## WORK TO BE COMPLETED
Whenever the word "Disaster" turns up in a line below, that line should be copied.

## AVAILABLE DATA
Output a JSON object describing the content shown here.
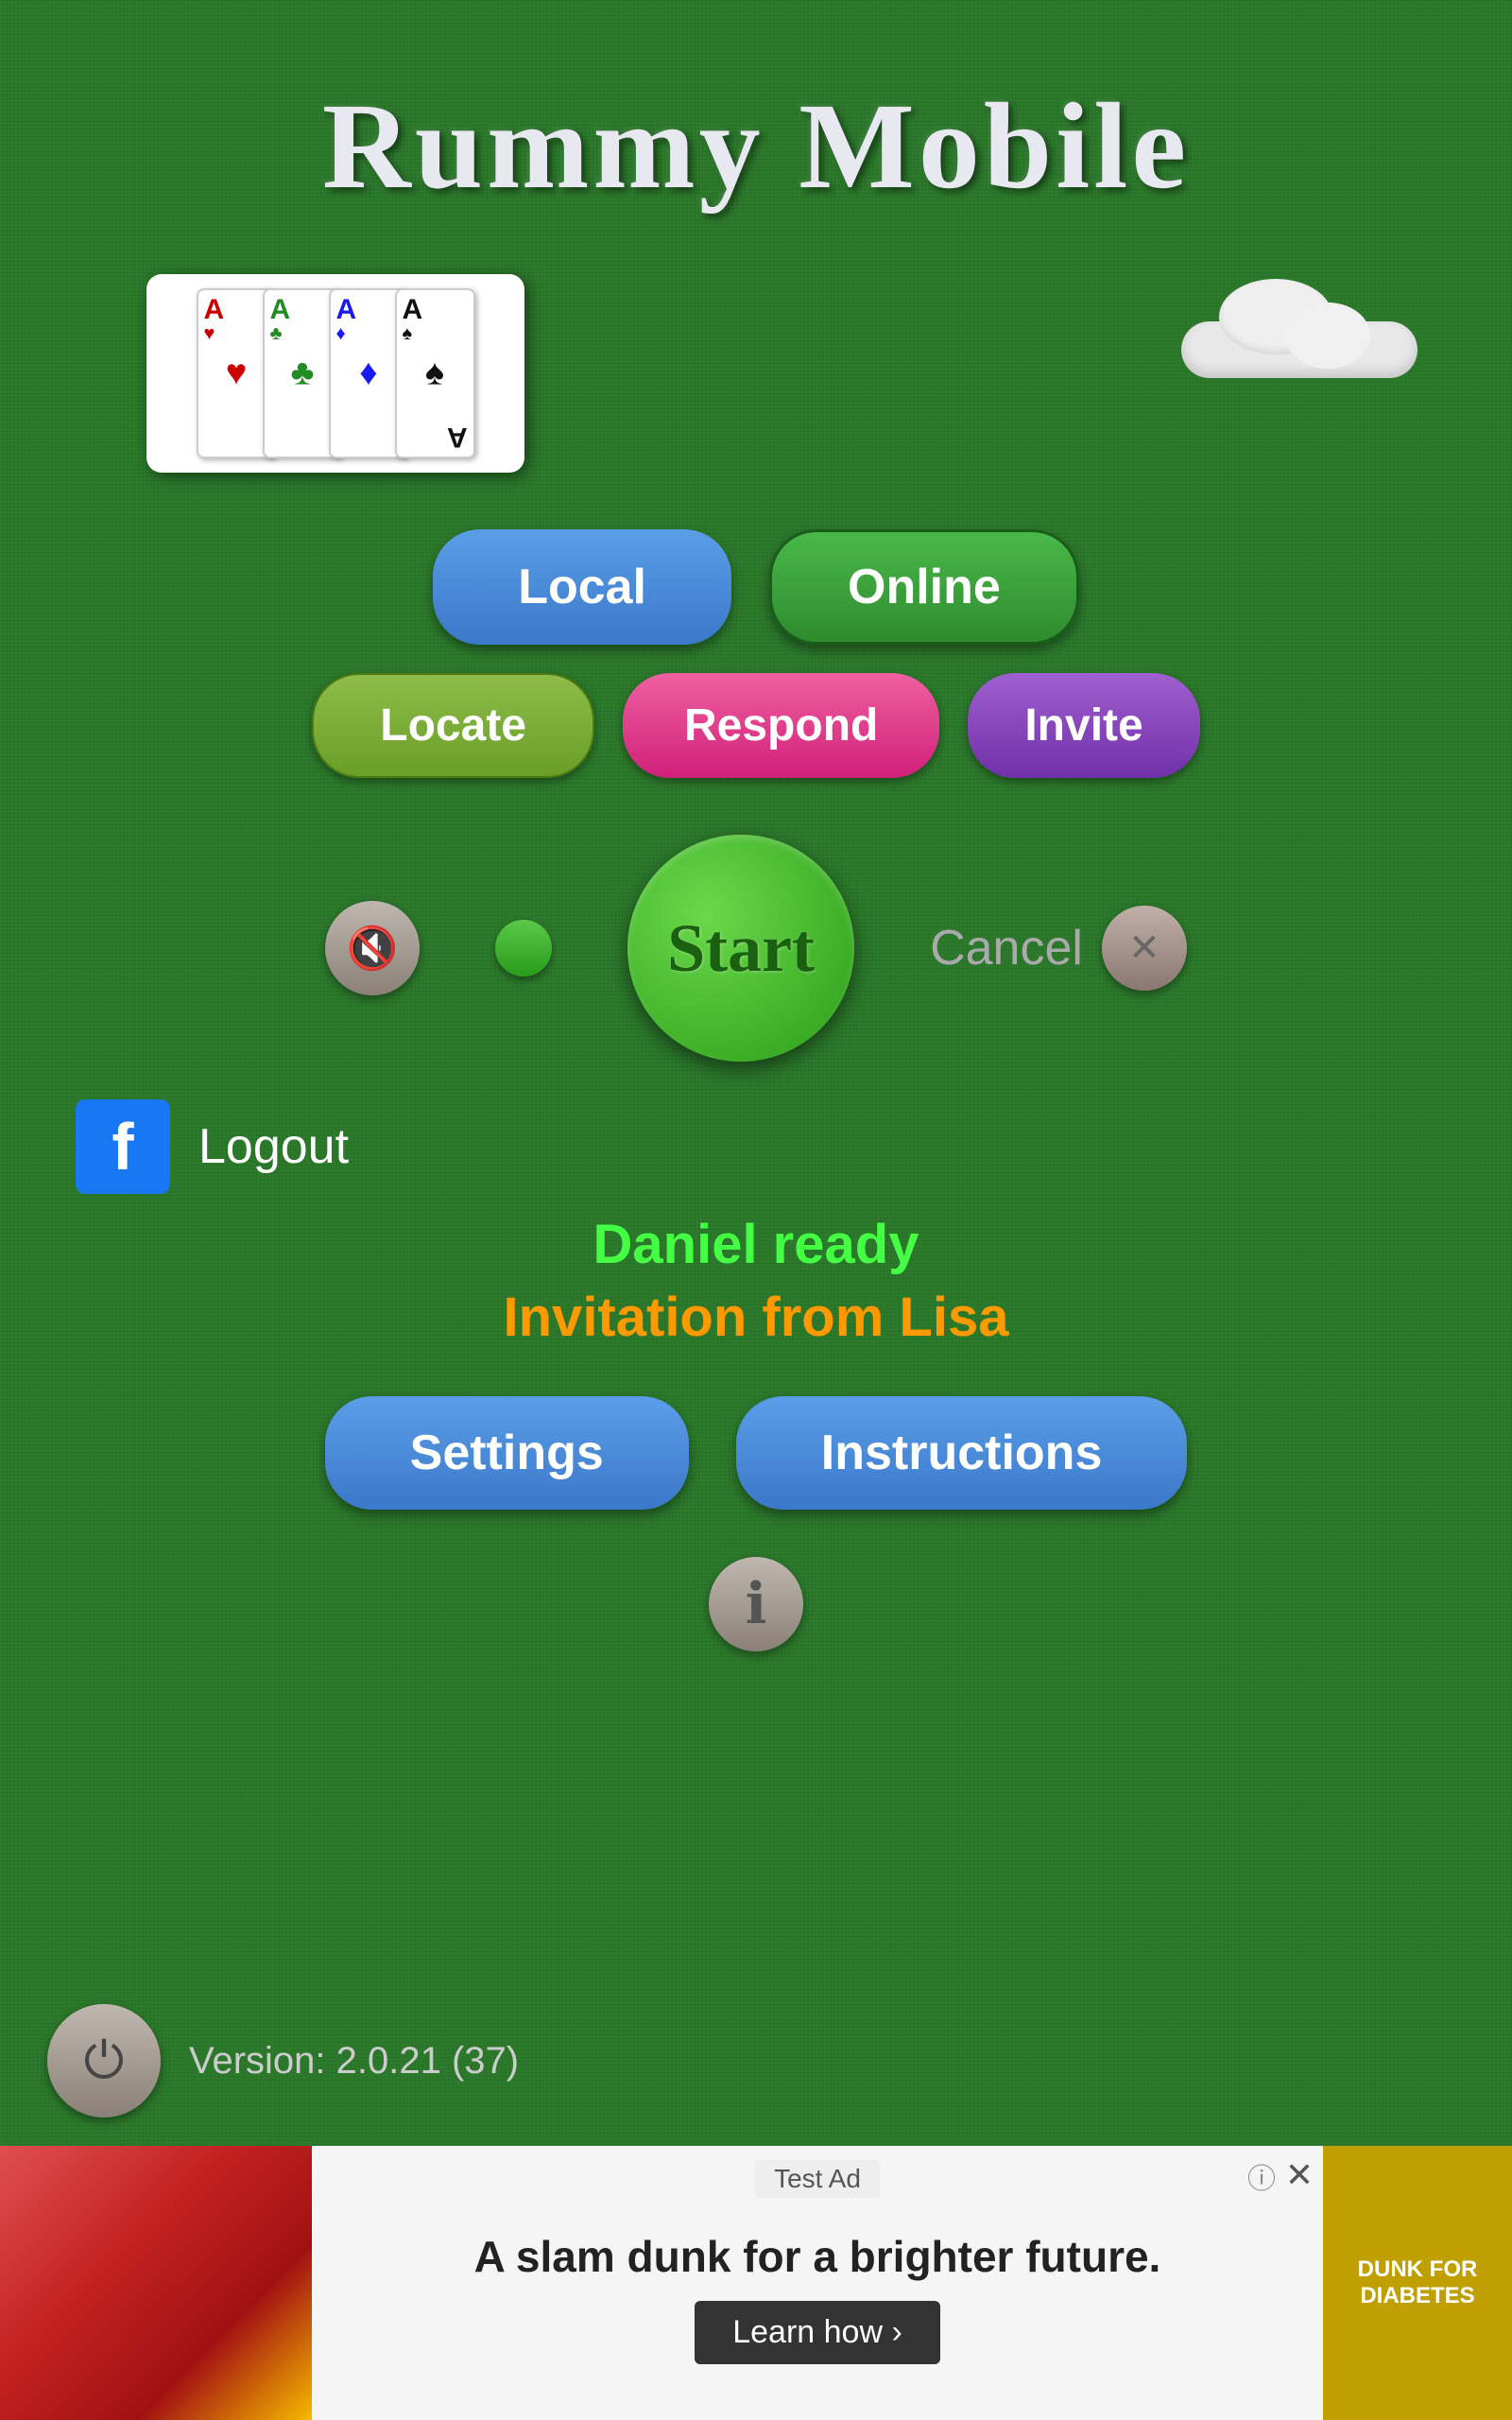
{
  "app": {
    "title": "Rummy Mobile"
  },
  "buttons": {
    "local": "Local",
    "online": "Online",
    "locate": "Locate",
    "respond": "Respond",
    "invite": "Invite",
    "start": "Start",
    "cancel": "Cancel",
    "logout": "Logout",
    "settings": "Settings",
    "instructions": "Instructions"
  },
  "status": {
    "player_ready": "Daniel ready",
    "invitation": "Invitation from Lisa"
  },
  "version": {
    "text": "Version: 2.0.21 (37)"
  },
  "ad": {
    "test_label": "Test Ad",
    "text": "A slam dunk for a brighter future.",
    "learn_more": "Learn how ›",
    "logo_text": "DUNK FOR\nDIABETES"
  },
  "cards": [
    {
      "rank": "A",
      "suit": "♥",
      "color": "#cc0000"
    },
    {
      "rank": "A",
      "suit": "♣",
      "color": "#228b22"
    },
    {
      "rank": "A",
      "suit": "♦",
      "color": "#1a1aee"
    },
    {
      "rank": "A",
      "suit": "♠",
      "color": "#111111"
    }
  ],
  "icons": {
    "mute": "🔇",
    "info": "ℹ",
    "power": "⏻",
    "close": "✕",
    "facebook": "f"
  }
}
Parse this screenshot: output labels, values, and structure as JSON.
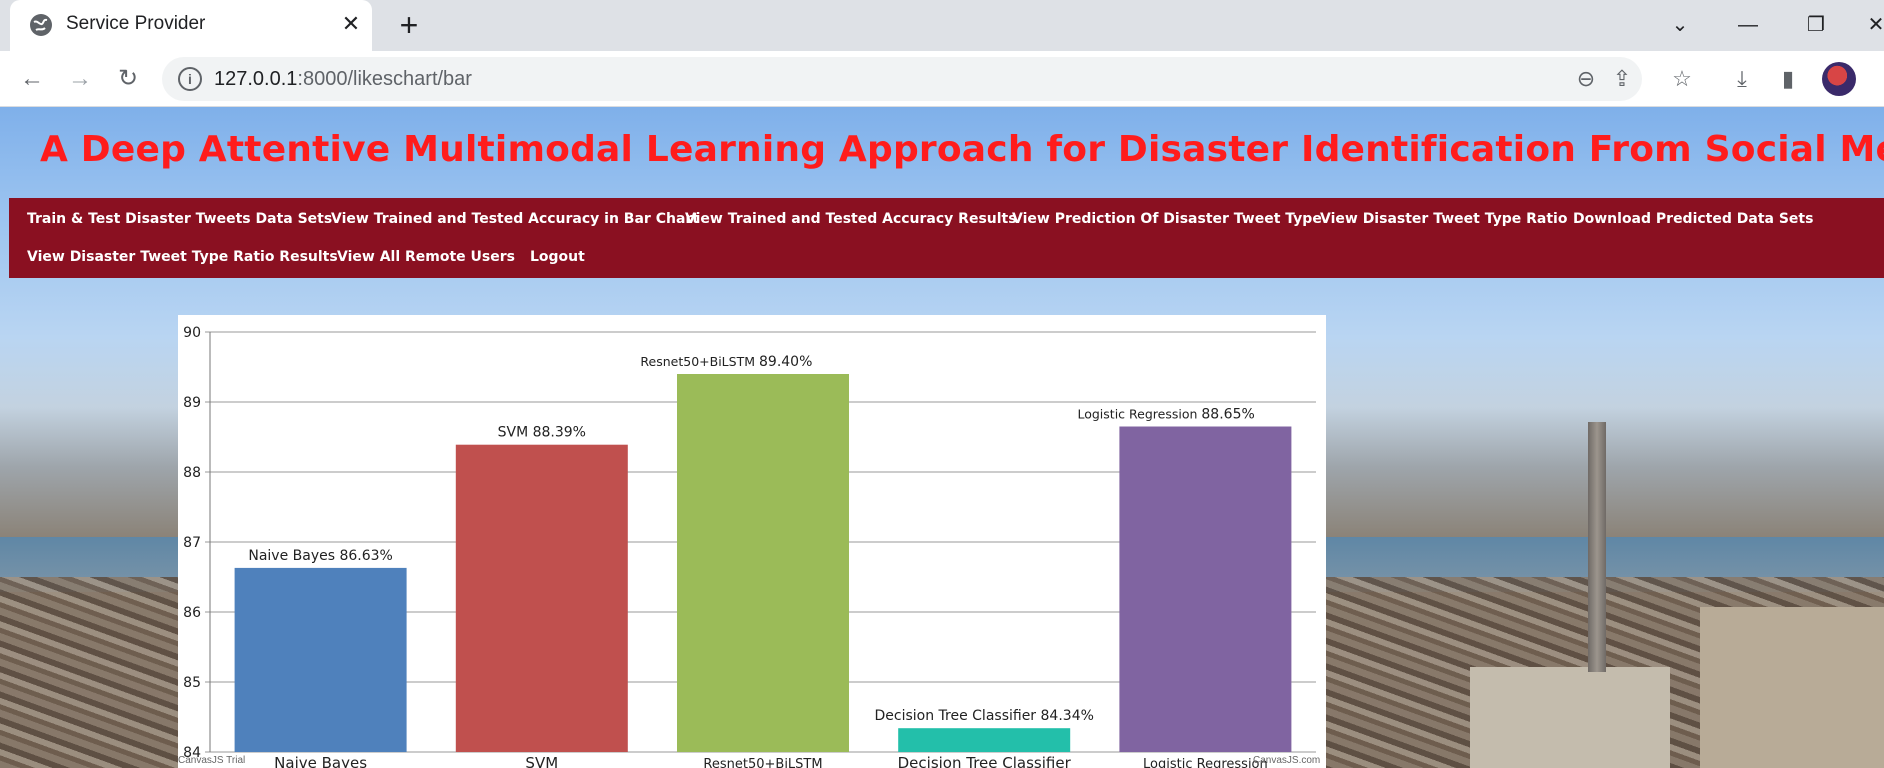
{
  "browser": {
    "tab_title": "Service Provider",
    "tab_close": "✕",
    "new_tab": "+",
    "url_host": "127.0.0.1",
    "url_path": ":8000/likeschart/bar",
    "icons": [
      "globe-icon",
      "back-icon",
      "forward-icon",
      "reload-icon",
      "info-icon",
      "zoom-out-icon",
      "share-icon",
      "star-icon",
      "download-icon",
      "sidepanel-icon",
      "profile-avatar"
    ]
  },
  "page": {
    "title": "A Deep Attentive Multimodal Learning Approach for Disaster Identification From Social Media Posts",
    "title_color": "#ff1c1c",
    "menu_bg": "#8a1021",
    "menu": [
      "Train & Test Disaster Tweets Data Sets",
      "View Trained and Tested Accuracy in Bar Chart",
      "View Trained and Tested Accuracy Results",
      "View Prediction Of Disaster Tweet Type",
      "View Disaster Tweet Type Ratio",
      "Download Predicted Data Sets",
      "View Disaster Tweet Type Ratio Results",
      "View All Remote Users",
      "Logout"
    ]
  },
  "chart_data": {
    "type": "bar",
    "categories": [
      "Naive Bayes",
      "SVM",
      "Resnet50+BiLSTM",
      "Decision Tree Classifier",
      "Logistic Regression"
    ],
    "values": [
      86.63,
      88.39,
      89.4,
      84.34,
      88.65
    ],
    "data_labels": [
      [
        "Naive Bayes 86.63%"
      ],
      [
        "SVM 88.39%"
      ],
      [
        "Resnet50+BiLSTM",
        "89.40%"
      ],
      [
        "Decision Tree Classifier 84.34%"
      ],
      [
        "Logistic Regression",
        "88.65%"
      ]
    ],
    "colors": [
      "#4f81bc",
      "#c0504e",
      "#9bbb58",
      "#23bfaa",
      "#8064a1"
    ],
    "yticks": [
      84,
      85,
      86,
      87,
      88,
      89,
      90
    ],
    "ylim": [
      84,
      90
    ],
    "grid": true,
    "credits": [
      "CanvasJS Trial",
      "CanvasJS.com"
    ]
  }
}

## EXERCISE SOLUTION
    "title": "A Deep Attentive Multimodal Learning Approach for Disaster Identification From Social Media Posts",
      "Train & Test Disaster Tweets Data Sets",
      "View Prediction Of Disaster Tweet Type",
      "View Disaster Tweet Type Ratio",
      "View Disaster Tweet Type Ratio Results",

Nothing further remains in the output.